Saturday, 15 January 2011

The History of Victoria Quarter

The buildings that now house Victoria Quarter are more than 100 years old. During the early part of the 19th Century, the area sold a completely different range of products. Vicar Lane was a mass of slaughterhouses, butchers, fruit and vegetable stalls, while the western end of County Arcade housed The Bazaar. This occupied two floors – the lower level selling meat and the upper level trading in fancy goods and haberdashery.

Men and women worked on separate floors (men downstairs, women upstairs), under strict rules – no gossiping would be tolerated, no drinking or eating behind the counter, no women wearing bonnets!The area continued to trade in this guise until it was cleared by the Leeds Estate around 1900. It was then that the famous theatre architect Frank Matcham, responsible for building more than 200 theatres and music halls, including the London Palladium and Coliseum, was brought into design an elaborate Victorian Arcade. He used rich marbles, gilded mosaics, handsome cast and wrought iron, as well as carved and polished mahogany, to create two streets, an arcade and the Empire Theatre (now the site of Harvey Nichols).By the late 1980s, this once prestigious and elaborate area had fallen into commercial decay and ruin. Fortunately for Leeds, the Prudential recognised its full potential and began a painstaking restoration program. Their vision encompassed taking what Matcham had started back in the 19th century, moving it forward to the 20th century and beyond. The company preserved the best from the past and introduced the style and creativity of the present.

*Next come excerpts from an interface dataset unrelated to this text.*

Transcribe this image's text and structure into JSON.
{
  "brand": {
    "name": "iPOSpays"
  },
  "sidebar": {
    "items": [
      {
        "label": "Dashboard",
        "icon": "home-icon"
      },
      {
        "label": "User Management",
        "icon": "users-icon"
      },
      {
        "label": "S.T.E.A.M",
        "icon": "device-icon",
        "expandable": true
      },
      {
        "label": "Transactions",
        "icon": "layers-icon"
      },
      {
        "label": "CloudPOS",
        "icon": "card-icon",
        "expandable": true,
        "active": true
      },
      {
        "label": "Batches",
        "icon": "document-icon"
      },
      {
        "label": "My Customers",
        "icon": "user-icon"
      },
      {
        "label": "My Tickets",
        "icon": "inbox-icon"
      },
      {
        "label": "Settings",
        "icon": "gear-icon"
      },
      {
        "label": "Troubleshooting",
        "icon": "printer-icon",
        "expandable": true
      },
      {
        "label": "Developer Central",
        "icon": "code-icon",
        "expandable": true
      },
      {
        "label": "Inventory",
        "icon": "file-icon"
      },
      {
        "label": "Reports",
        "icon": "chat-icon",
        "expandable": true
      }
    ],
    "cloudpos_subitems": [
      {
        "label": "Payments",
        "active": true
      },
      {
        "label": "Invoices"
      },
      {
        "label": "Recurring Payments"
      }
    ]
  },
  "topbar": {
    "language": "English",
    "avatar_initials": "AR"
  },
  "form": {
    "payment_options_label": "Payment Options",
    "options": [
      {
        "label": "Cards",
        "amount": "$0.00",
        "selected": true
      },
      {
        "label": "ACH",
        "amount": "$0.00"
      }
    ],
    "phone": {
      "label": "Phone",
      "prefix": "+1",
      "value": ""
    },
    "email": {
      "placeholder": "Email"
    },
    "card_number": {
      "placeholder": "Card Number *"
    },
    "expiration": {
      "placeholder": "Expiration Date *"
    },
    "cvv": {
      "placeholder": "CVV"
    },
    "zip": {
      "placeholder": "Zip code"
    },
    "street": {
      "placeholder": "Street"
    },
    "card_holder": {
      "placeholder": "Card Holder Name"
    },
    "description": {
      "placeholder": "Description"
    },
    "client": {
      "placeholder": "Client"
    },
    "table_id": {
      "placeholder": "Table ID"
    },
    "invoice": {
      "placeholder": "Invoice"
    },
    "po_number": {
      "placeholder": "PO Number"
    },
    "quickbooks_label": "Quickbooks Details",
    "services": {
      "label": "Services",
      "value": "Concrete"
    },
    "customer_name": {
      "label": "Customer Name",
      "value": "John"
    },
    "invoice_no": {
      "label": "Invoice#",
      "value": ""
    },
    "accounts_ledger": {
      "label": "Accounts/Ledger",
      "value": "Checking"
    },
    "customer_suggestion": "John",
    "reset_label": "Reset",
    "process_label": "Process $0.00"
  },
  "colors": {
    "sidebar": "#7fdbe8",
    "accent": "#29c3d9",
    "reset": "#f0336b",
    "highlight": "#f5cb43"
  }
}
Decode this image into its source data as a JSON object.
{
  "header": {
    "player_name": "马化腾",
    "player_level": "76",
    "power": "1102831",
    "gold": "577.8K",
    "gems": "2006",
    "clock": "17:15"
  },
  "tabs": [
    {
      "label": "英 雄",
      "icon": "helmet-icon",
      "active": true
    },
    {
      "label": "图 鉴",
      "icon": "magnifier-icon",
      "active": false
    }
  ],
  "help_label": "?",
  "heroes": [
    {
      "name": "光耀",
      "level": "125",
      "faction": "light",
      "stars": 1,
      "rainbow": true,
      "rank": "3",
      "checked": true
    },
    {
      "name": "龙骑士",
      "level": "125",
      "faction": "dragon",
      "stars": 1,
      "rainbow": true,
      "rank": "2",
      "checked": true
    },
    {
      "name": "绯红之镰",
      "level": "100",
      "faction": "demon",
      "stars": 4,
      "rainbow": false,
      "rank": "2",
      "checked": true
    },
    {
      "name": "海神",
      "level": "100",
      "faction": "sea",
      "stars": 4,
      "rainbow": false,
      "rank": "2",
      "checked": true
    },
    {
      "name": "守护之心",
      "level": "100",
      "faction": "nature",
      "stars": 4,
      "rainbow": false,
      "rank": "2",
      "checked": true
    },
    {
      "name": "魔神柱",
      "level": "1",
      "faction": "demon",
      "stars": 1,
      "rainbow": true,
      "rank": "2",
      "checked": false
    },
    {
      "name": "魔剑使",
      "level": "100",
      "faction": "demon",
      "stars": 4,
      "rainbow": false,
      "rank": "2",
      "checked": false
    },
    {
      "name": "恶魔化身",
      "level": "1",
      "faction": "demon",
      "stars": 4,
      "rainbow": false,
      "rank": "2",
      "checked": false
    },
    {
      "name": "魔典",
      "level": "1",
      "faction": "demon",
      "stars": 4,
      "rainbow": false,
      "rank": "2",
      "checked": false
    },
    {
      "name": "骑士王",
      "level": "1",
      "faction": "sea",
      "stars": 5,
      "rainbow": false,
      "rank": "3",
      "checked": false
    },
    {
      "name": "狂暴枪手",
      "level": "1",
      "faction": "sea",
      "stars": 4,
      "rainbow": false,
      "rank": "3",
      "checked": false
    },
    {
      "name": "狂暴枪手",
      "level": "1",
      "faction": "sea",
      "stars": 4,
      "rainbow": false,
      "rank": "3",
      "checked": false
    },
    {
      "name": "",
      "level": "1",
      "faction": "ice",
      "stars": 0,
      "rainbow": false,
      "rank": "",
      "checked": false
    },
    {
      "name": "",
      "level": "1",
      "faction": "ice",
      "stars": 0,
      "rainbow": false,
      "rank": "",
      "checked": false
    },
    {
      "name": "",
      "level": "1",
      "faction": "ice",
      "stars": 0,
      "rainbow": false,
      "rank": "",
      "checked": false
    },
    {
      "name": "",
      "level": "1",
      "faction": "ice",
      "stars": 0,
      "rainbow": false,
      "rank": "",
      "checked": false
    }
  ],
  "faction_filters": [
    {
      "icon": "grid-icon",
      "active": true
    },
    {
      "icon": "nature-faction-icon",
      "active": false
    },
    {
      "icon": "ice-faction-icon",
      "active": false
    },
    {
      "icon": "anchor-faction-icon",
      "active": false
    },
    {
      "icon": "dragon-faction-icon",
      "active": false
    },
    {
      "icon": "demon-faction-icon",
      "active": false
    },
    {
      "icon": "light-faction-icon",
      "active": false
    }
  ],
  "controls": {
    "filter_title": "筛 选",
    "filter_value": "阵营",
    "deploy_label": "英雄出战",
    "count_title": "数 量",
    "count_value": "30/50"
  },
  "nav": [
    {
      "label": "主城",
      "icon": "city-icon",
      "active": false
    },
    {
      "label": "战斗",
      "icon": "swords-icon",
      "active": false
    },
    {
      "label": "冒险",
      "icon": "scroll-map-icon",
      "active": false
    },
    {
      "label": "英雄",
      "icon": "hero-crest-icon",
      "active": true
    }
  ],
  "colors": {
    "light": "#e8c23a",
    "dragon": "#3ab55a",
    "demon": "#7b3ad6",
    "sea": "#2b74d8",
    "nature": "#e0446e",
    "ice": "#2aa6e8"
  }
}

This clever blend between old and new is a key feature of what Victoria Quarter is today. Two of the most dramatic elements of the Quarter are Brian Clarke’s breathtaking stained glass roof, which runs the full length of Queen Victoria Street – featured in the Guinness Book of Records for being the largest stained glass window in Britain – a staggering 746.9 square metres! And three stunning mosaic floor panels by Joanna Veevers in County Arcade.

Thanks to the fact that one of the original shop fronts remained in pristine condition, designers were able to use it as a blueprint to recreate the ornate mahogany frames and gilded art nouveau lettering which now graces every shop.
Despite the restoration program being completed in the midst of an economic downturn, the Prudential held firm, keen to establish a development that was truly individual and one that stood out from the crowd.

And, that’s exactly what has come about. After one forward thinking retailer opened a branch at Victoria Quarter, others were quick to follow bringing together a collection of names that today are second to none. The Prudential passed on the baton when it sold Victoria Quarter to Highstone Estates in the Summer of 2001. Highstone carried on the development with an ambitious £5m program before handing centre on to the Bank of Ireland in August 2006.

Even if you've not visited VQ yet, you may nevertheless feel you've seen it before. The centre is a firm favourite with television companies and film producers. It's featured in Alan Bennett's Childhood Memories, The Innocent starring Caroline Quentin, Diamond Geezer with David Jason, The BBC's Travel Show and Street Doctor, Trinny and Susannah's “Undressed” as well as on local television in programmes such as Calendar and Look North news magazines.

More recently it was used in Spooks spin-off Spooks: Code 9, seen on BBC1 in Spring 2009, and is regularly seen on BBC's The One Show. In 2011, the centre will grace screens once again in Gok's Fashion Fix on Channel 4.